What the exercise asks> An identical copy of all the records is what the answer must contain.

Available records START

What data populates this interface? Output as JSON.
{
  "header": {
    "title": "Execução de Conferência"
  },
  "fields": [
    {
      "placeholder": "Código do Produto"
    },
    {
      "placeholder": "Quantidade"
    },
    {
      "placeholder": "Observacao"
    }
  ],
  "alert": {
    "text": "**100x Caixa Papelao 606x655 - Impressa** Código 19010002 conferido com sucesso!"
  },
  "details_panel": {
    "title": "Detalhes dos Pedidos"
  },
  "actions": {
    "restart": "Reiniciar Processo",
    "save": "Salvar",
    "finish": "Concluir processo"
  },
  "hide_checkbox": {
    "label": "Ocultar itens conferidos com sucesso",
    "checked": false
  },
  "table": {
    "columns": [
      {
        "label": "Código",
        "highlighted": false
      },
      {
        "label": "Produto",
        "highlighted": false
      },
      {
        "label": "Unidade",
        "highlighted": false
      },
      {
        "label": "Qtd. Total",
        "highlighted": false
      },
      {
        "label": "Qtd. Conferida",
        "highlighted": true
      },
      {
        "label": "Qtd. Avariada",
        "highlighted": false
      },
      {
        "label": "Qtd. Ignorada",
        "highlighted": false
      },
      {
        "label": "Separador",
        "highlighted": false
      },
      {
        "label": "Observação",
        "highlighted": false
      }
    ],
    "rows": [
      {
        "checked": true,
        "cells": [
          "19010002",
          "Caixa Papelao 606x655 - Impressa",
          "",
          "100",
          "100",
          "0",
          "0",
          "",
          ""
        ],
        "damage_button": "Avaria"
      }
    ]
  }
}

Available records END

Exercise output>
What data populates this interface? Output as JSON.
{
  "header": {
    "title": "Execução de Conferência"
  },
  "fields": [
    {
      "placeholder": "Código do Produto"
    },
    {
      "placeholder": "Quantidade"
    },
    {
      "placeholder": "Observacao"
    }
  ],
  "alert": {
    "text": "**100x Caixa Papelao 606x655 - Impressa** Código 19010002 conferido com sucesso!"
  },
  "details_panel": {
    "title": "Detalhes dos Pedidos"
  },
  "actions": {
    "restart": "Reiniciar Processo",
    "save": "Salvar",
    "finish": "Concluir processo"
  },
  "hide_checkbox": {
    "label": "Ocultar itens conferidos com sucesso",
    "checked": false
  },
  "table": {
    "columns": [
      {
        "label": "Código",
        "highlighted": false
      },
      {
        "label": "Produto",
        "highlighted": false
      },
      {
        "label": "Unidade",
        "highlighted": false
      },
      {
        "label": "Qtd. Total",
        "highlighted": false
      },
      {
        "label": "Qtd. Conferida",
        "highlighted": true
      },
      {
        "label": "Qtd. Avariada",
        "highlighted": false
      },
      {
        "label": "Qtd. Ignorada",
        "highlighted": false
      },
      {
        "label": "Separador",
        "highlighted": false
      },
      {
        "label": "Observação",
        "highlighted": false
      }
    ],
    "rows": [
      {
        "checked": true,
        "cells": [
          "19010002",
          "Caixa Papelao 606x655 - Impressa",
          "",
          "100",
          "100",
          "0",
          "0",
          "",
          ""
        ],
        "damage_button": "Avaria"
      }
    ]
  }
}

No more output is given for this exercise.